• **Dataset rows describing interfaces**:
****************

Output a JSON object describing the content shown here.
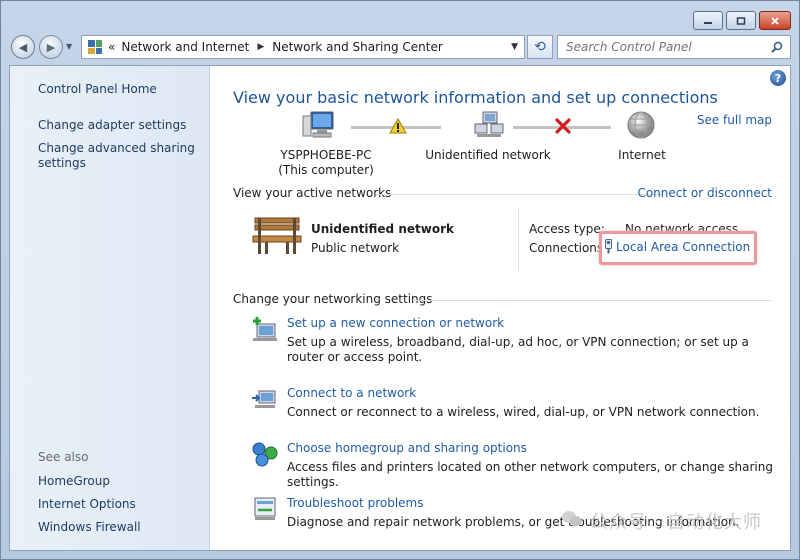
{
  "window": {
    "caption": {
      "minimize": "minimize",
      "maximize": "maximize",
      "close": "close"
    }
  },
  "address": {
    "breadcrumb": [
      "Network and Internet",
      "Network and Sharing Center"
    ],
    "chevrons": "«"
  },
  "search": {
    "placeholder": "Search Control Panel"
  },
  "sidebar": {
    "home": "Control Panel Home",
    "adapter": "Change adapter settings",
    "advanced": "Change advanced sharing settings",
    "see_also": "See also",
    "links": [
      "HomeGroup",
      "Internet Options",
      "Windows Firewall"
    ]
  },
  "main": {
    "title": "View your basic network information and set up connections",
    "see_full_map": "See full map",
    "map": {
      "computer": "YSPPHOEBE-PC",
      "computer_sub": "(This computer)",
      "network": "Unidentified network",
      "internet": "Internet"
    },
    "active": {
      "heading": "View your active networks",
      "connect_link": "Connect or disconnect",
      "network_name": "Unidentified network",
      "network_type": "Public network",
      "access_label": "Access type:",
      "access_value": "No network access",
      "connections_label": "Connections:",
      "connection_value": "Local Area Connection"
    },
    "change": {
      "heading": "Change your networking settings",
      "tasks": [
        {
          "link": "Set up a new connection or network",
          "desc": "Set up a wireless, broadband, dial-up, ad hoc, or VPN connection; or set up a router or access point."
        },
        {
          "link": "Connect to a network",
          "desc": "Connect or reconnect to a wireless, wired, dial-up, or VPN network connection."
        },
        {
          "link": "Choose homegroup and sharing options",
          "desc": "Access files and printers located on other network computers, or change sharing settings."
        },
        {
          "link": "Troubleshoot problems",
          "desc": "Diagnose and repair network problems, or get troubleshooting information."
        }
      ]
    }
  },
  "watermark": {
    "text": "公众号 · 自动化大师"
  },
  "colors": {
    "link": "#1f5ca6",
    "title": "#1e5598",
    "highlight_border": "#e89aa0"
  }
}
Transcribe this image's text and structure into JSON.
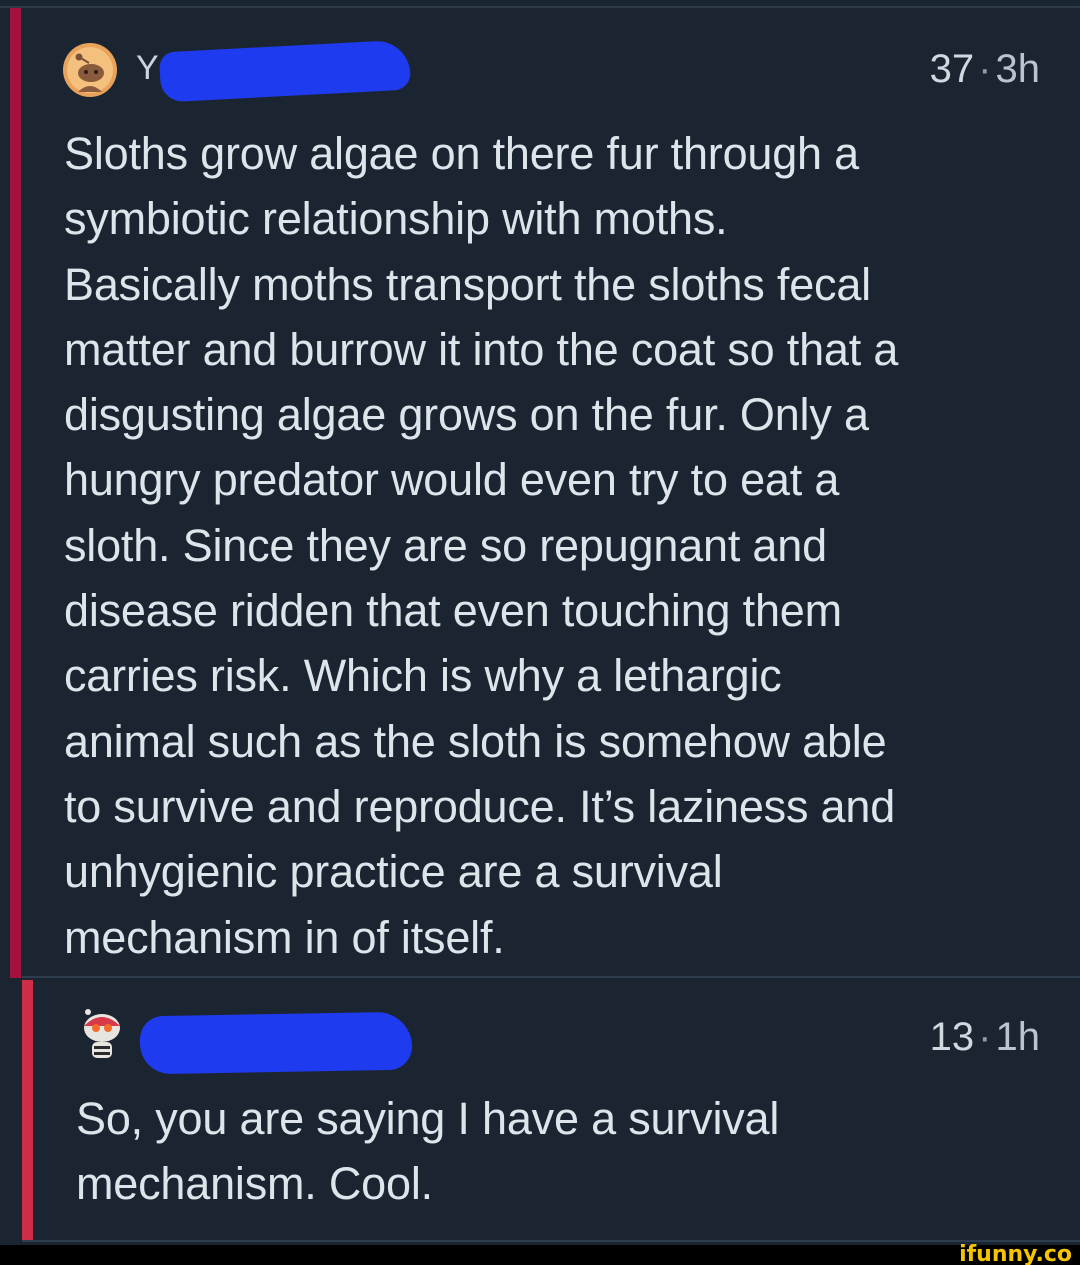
{
  "comments": [
    {
      "username_visible": "Y",
      "score": "37",
      "separator": "·",
      "age": "3h",
      "avatar": "snoo-avatar-icon",
      "lines": [
        "Sloths grow algae on there fur through a",
        "symbiotic relationship with moths.",
        "Basically moths transport the sloths fecal",
        "matter and burrow it into the coat so that a",
        "disgusting algae grows on the fur. Only a",
        "hungry predator would even try to eat a",
        "sloth. Since they are so repugnant and",
        "disease ridden that even touching them",
        "carries risk. Which is why a lethargic",
        "animal such as the sloth is somehow able",
        "to survive and reproduce. It’s laziness and",
        "unhygienic practice are a survival",
        "mechanism in of itself."
      ]
    },
    {
      "username_visible": "",
      "score": "13",
      "separator": "·",
      "age": "1h",
      "avatar": "snoo-avatar-icon",
      "lines": [
        "So, you are saying I have a survival",
        "mechanism. Cool."
      ]
    }
  ],
  "watermark": "ifunny.co",
  "colors": {
    "background": "#1b2532",
    "thread_bar_1": "#a3123f",
    "thread_bar_2": "#cf2c48",
    "redaction": "#1f3bf0",
    "watermark": "#f4c400"
  }
}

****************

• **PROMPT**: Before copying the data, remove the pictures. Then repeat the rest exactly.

• **TASK SOLUTION**:
Output a JSON object describing the content shown here.
{
  "window": {
    "caption": {
      "minimize": "minimize",
      "maximize": "maximize",
      "close": "close"
    }
  },
  "address": {
    "breadcrumb": [
      "Network and Internet",
      "Network and Sharing Center"
    ],
    "chevrons": "«"
  },
  "search": {
    "placeholder": "Search Control Panel"
  },
  "sidebar": {
    "home": "Control Panel Home",
    "adapter": "Change adapter settings",
    "advanced": "Change advanced sharing settings",
    "see_also": "See also",
    "links": [
      "HomeGroup",
      "Internet Options",
      "Windows Firewall"
    ]
  },
  "main": {
    "title": "View your basic network information and set up connections",
    "see_full_map": "See full map",
    "map": {
      "computer": "YSPPHOEBE-PC",
      "computer_sub": "(This computer)",
      "network": "Unidentified network",
      "internet": "Internet"
    },
    "active": {
      "heading": "View your active networks",
      "connect_link": "Connect or disconnect",
      "network_name": "Unidentified network",
      "network_type": "Public network",
      "access_label": "Access type:",
      "access_value": "No network access",
      "connections_label": "Connections:",
      "connection_value": "Local Area Connection"
    },
    "change": {
      "heading": "Change your networking settings",
      "tasks": [
        {
          "link": "Set up a new connection or network",
          "desc": "Set up a wireless, broadband, dial-up, ad hoc, or VPN connection; or set up a router or access point."
        },
        {
          "link": "Connect to a network",
          "desc": "Connect or reconnect to a wireless, wired, dial-up, or VPN network connection."
        },
        {
          "link": "Choose homegroup and sharing options",
          "desc": "Access files and printers located on other network computers, or change sharing settings."
        },
        {
          "link": "Troubleshoot problems",
          "desc": "Diagnose and repair network problems, or get troubleshooting information."
        }
      ]
    }
  },
  "watermark": {
    "text": "公众号 · 自动化大师"
  },
  "colors": {
    "link": "#1f5ca6",
    "title": "#1e5598",
    "highlight_border": "#e89aa0"
  }
}
Transcribe this image's text and structure into JSON.
{
  "comments": [
    {
      "username_visible": "Y",
      "score": "37",
      "separator": "·",
      "age": "3h",
      "avatar": "snoo-avatar-icon",
      "lines": [
        "Sloths grow algae on there fur through a",
        "symbiotic relationship with moths.",
        "Basically moths transport the sloths fecal",
        "matter and burrow it into the coat so that a",
        "disgusting algae grows on the fur. Only a",
        "hungry predator would even try to eat a",
        "sloth. Since they are so repugnant and",
        "disease ridden that even touching them",
        "carries risk. Which is why a lethargic",
        "animal such as the sloth is somehow able",
        "to survive and reproduce. It’s laziness and",
        "unhygienic practice are a survival",
        "mechanism in of itself."
      ]
    },
    {
      "username_visible": "",
      "score": "13",
      "separator": "·",
      "age": "1h",
      "avatar": "snoo-avatar-icon",
      "lines": [
        "So, you are saying I have a survival",
        "mechanism. Cool."
      ]
    }
  ],
  "watermark": "ifunny.co",
  "colors": {
    "background": "#1b2532",
    "thread_bar_1": "#a3123f",
    "thread_bar_2": "#cf2c48",
    "redaction": "#1f3bf0",
    "watermark": "#f4c400"
  }
}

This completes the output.